This title was first published in 2001. This detailed study of European trade unions also addresses academic concerns about the continuing relevance of the class concept as an analytical tool. As a social movement, the trade union has always used the class principal to unite and defend workers, and the diverse contributions to this volume enable the more accurate positioning of class discourse within both the debate about trade unions and wider sociological inquiry.
Table of Contents
Contents: Introduction: modernization of trade unions and class analysis, Guy van Gyes; The crisis of union representation, Andrew J. Richards; The transformation of social classes: from deproletarianization to individualization?, Michael Vester; Class identity in contemporary Britain: the demise of collectivism?, Mike Savage; Social segregation in a working-class community: economic and social change in the South Wales coalfield, David Adamson; Labour market dualization and trade union involvement in Spain, Javier G. Polavieja; Union participation in The Netherlands: differences between traditional and new employees, Sjoerd Goslinga and Bert Klandermans; Models for industrial relations in the private service industries, Maurizio Ambrosini; Urban centredness as a source of variation in middle-class formation: evidence from North London, Tim Butler; Class, collective action and the countryside, Martin Phillips; Building again? trade unions and formalization in the British construction industry, Ian Roberts and Tim Strangleman; For-itself but not in-itself: class and democracy in post-communist Europe, David Ost; Can class still unite?: lessons from the American experience, Sherry Linkon and John Russo; Does class still unite? concluding remarks, Bert Klandermans; Bibliography.
'Can Class Still Unite? certainly contains valuable insights into both the "death of class" debate and how people respond to structural change...this book contains a good overview of changes occurring in Europe and stimulates comparisons with Australian experiences of industrial and societal change.
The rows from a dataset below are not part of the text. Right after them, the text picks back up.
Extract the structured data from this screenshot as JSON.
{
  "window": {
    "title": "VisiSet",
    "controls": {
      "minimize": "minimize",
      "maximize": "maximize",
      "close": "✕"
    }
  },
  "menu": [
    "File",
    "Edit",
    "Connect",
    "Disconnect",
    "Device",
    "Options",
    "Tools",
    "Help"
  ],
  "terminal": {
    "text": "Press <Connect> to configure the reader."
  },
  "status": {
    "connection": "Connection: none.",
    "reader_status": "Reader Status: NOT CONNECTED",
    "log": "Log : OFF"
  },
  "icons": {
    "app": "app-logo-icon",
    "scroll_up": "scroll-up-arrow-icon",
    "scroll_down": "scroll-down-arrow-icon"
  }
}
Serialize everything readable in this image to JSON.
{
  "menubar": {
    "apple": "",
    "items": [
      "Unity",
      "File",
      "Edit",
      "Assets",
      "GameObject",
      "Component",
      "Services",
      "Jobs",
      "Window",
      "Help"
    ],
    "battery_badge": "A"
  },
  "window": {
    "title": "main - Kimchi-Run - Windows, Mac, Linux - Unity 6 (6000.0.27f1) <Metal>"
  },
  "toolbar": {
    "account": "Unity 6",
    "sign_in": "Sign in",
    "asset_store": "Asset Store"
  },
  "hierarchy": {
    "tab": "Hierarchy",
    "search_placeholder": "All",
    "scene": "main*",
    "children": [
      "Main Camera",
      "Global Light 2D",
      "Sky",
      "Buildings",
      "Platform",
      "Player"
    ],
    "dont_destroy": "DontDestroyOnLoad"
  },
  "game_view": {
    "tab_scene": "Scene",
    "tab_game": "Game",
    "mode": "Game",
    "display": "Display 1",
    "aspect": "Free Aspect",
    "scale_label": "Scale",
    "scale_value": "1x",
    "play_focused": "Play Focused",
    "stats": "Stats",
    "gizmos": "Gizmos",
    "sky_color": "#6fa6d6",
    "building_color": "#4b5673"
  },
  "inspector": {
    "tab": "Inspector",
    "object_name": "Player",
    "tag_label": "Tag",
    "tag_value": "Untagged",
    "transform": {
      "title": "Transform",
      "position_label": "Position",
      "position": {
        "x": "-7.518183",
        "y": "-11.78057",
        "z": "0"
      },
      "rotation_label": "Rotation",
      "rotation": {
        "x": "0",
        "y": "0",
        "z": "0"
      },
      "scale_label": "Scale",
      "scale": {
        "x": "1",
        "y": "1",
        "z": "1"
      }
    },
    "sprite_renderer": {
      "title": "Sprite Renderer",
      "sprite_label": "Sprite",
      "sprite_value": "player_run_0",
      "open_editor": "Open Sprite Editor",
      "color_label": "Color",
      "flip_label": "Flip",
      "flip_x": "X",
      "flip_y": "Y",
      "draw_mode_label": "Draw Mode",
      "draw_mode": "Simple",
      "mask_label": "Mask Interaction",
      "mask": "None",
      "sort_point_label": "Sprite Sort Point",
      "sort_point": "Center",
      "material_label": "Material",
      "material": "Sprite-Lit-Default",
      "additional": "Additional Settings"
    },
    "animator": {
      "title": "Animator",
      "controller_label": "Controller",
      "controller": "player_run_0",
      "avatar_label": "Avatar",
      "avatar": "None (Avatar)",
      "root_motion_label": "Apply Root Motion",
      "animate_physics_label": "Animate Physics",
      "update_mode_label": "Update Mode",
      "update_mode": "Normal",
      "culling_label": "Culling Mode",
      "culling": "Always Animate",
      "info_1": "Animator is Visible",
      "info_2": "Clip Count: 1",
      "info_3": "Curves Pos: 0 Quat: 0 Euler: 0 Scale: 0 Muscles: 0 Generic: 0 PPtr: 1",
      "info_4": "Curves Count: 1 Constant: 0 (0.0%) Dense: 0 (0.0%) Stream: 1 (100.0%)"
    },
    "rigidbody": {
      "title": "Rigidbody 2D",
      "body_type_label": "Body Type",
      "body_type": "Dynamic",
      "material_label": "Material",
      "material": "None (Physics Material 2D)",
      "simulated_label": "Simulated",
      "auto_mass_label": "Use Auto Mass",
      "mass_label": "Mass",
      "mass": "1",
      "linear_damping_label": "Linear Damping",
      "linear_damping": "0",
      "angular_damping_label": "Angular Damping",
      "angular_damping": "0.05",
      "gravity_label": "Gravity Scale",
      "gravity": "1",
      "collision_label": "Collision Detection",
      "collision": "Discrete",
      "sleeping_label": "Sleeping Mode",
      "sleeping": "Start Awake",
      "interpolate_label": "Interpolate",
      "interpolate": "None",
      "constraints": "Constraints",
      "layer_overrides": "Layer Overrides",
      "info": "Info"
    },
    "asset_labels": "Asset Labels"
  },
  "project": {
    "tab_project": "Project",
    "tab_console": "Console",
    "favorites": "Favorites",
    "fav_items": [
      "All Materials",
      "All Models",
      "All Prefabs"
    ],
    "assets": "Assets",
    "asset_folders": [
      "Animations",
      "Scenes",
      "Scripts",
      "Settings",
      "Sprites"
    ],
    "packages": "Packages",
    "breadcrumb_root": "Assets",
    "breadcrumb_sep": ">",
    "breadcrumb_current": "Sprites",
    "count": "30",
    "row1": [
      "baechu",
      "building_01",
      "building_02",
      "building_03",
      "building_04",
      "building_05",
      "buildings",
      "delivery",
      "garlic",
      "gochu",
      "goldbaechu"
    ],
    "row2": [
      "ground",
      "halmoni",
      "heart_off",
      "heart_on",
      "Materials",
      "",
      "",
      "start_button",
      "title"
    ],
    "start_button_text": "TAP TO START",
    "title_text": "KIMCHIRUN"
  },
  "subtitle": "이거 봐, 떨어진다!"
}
It provides useful material for those interested in the broad question of class and the problems of union renewal.' Journal of Industrial Relations 'The volume stresses the myth of previous unity and questions class as unity. It emphasises the contingent, relational nature of processes and outcomes of social formations and collective behaviour.' Industrial Relations Journal 'This is a valuable collection for people working on the broad topics of class, union and workplace organisation, providing some useful data for comparative analysis. A particular strength is the strong theoretical character exhibited in several chapters...the book's most remarkable feature is that, for all the diversity of contemporary societies and workplaces, it shows how unions and researchers face very similar challenges across a wide range of national settings. Can Class Still Unite? suggests some worthwhile avenues for responding to these challenges.' Labour & Industry